The blank 10′ can be assembled into a container 74′ by folding the minor top and bottom flaps first and covering them with the major top and bottom flaps, or by folding the major top and bottom flaps first and covering them with the minor top and bottom flaps.

The container can be made from suitable materials that include, without limitation, cardboard, carton stock, paper board, polypropylene, polyethylene, polystyrene, ABS plastic, plastic, metal, wood, and glass, amongst other suitable alternatives.

Other modifications and variations to the present invention may be practiced by those of ordinary skill in the art, without departing from the spirit and scope of the present invention, which is more particularly set forth in the appended claims. For example, three, five, six or more decorative panels can form the sidewall to form differently shaped geometric containers instead of the four illustrated. Standard flat tissue containers can be constructed in the manner described.

Another container for facial tissue is described in U.S. patent application 2004/0144795 entitled In-Line Windowed Facial Tissue Carton filed by Gerald Keberlein on Jul. 3, 2003, and herein incorporated by reference. An additional container is described in a co-pending patent application entitled Top or Bottom Loading Container having attorney docket number 21014B that was filed on Sep. 4, 2004, and assigned U.S. patent application Ser. No. ______ and herein incorporated by reference.

It is understood that aspects of the various embodiments may be interchanged in whole or part. All cited references, patents, or patent applications in the above application for letters patent are herein incorporated by reference in a consistent manner. In the event of inconsistencies or contradictions between the incorporated references and this application, the information present in this application shall prevail.

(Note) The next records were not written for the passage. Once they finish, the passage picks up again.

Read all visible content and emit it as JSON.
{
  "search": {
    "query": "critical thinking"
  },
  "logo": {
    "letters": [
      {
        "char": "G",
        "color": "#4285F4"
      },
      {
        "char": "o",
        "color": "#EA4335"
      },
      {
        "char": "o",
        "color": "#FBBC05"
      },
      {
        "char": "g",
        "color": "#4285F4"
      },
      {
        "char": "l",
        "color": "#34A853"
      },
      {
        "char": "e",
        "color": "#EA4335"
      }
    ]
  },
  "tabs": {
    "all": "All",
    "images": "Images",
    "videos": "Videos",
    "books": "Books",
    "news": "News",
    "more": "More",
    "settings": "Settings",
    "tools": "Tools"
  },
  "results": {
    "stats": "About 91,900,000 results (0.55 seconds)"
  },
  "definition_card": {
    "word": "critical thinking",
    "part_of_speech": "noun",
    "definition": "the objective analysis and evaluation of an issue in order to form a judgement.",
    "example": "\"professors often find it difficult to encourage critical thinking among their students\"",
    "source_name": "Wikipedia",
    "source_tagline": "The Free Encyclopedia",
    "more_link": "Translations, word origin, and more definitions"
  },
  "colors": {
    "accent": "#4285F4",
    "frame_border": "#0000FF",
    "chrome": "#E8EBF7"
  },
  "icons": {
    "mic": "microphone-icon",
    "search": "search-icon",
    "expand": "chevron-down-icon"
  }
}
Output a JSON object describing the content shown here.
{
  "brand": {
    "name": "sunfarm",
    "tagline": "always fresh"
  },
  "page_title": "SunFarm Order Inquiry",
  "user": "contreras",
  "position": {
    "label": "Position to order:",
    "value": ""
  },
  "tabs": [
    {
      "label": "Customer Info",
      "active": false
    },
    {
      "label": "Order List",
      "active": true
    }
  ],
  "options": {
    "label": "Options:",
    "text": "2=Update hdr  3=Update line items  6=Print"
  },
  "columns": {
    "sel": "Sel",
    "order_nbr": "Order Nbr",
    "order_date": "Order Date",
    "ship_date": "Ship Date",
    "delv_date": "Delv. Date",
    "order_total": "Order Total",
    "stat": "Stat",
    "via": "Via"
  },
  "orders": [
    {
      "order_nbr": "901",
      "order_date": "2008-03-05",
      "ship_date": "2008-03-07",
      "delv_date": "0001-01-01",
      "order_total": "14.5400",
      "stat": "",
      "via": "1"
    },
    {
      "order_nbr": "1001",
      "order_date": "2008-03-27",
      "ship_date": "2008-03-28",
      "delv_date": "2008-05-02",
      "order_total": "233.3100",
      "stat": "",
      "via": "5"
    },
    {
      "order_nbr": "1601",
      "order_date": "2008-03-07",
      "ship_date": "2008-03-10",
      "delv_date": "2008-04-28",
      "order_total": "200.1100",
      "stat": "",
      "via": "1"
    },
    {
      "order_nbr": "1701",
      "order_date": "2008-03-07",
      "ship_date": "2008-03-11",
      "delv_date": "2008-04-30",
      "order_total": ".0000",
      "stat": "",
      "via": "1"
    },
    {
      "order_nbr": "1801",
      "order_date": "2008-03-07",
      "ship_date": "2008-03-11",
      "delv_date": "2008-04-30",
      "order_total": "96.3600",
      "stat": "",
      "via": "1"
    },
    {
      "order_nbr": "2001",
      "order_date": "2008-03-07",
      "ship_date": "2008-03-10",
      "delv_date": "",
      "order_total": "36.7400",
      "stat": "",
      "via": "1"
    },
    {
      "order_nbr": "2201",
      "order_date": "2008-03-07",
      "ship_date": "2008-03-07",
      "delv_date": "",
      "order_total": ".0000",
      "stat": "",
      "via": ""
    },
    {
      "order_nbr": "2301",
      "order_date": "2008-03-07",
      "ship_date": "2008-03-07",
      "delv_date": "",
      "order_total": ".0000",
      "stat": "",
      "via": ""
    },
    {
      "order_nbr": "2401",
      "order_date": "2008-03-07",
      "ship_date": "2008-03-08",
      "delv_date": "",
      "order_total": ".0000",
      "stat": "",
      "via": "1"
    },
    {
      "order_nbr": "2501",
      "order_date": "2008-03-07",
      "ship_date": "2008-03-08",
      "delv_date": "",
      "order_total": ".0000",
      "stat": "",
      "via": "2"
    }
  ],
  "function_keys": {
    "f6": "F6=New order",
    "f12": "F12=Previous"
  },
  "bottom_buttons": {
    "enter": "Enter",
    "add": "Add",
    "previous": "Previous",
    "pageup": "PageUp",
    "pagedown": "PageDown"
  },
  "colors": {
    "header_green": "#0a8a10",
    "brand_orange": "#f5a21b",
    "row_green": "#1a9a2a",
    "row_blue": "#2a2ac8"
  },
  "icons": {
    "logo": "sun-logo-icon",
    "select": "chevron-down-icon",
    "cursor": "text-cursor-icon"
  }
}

The preceding description, given by way of example in order to enable one of ordinary skill in the art to practice the claimed invention, is not to be construed as limiting the scope of the invention, which is defined by the claims and all equivalents thereto.

Referenced by
Citing PatentFiling datePublication dateApplicantTitle
US7398629May 19, 2006Jul 15, 2008Kimberly-Clark Worldwide, Inc.Flexible carton loading apparatus
US7699214Nov 21, 2006Apr 20, 2010Graphic Packaging International, Inc.Carton with recloseable lid
US7938312 *Jan 17, 2007May 10, 2011Graphic Packaging International, Inc.Carton with bag closures
US7959060Mar 21, 2007Jun 14, 2011Graphic Packaging International, Inc.Multi-ply carton having reclosable opening feature
US8602258Mar 27, 2008Dec 10, 2013Kimberly-Clark Worldwide, Inc.Top or bottom loading container
US8672214Oct 25, 2006Mar 18, 2014Graphic Packaging International, Inc.Cartons with reclosable opening features
WO2009014978A2 *Jul 17, 2008Jan 29, 2009Graphic Packaging Int IncA container including a decorative film and blank for making the same
Classifications
U.S. Classification206/233, 206/494, 229/125.015
International ClassificationB65D43/00, B65D73/00, B65D71/00
Cooperative ClassificationB65D83/0847, B65D83/0805
European ClassificationB65D83/08B, B65D83/08D
Legal Events
DateCodeEventDescription
Nov 18, 2004ASAssignment
Owner name: KIMBERLY-CLARK WORLDWIDE, INC., WISCONSIN
Free format text: ASSIGNMENT OF ASSIGNORS INTEREST;ASSIGNOR:MCDONALD, DUANE LYLE;REEL/FRAME:015391/0702
Effective date: 20040908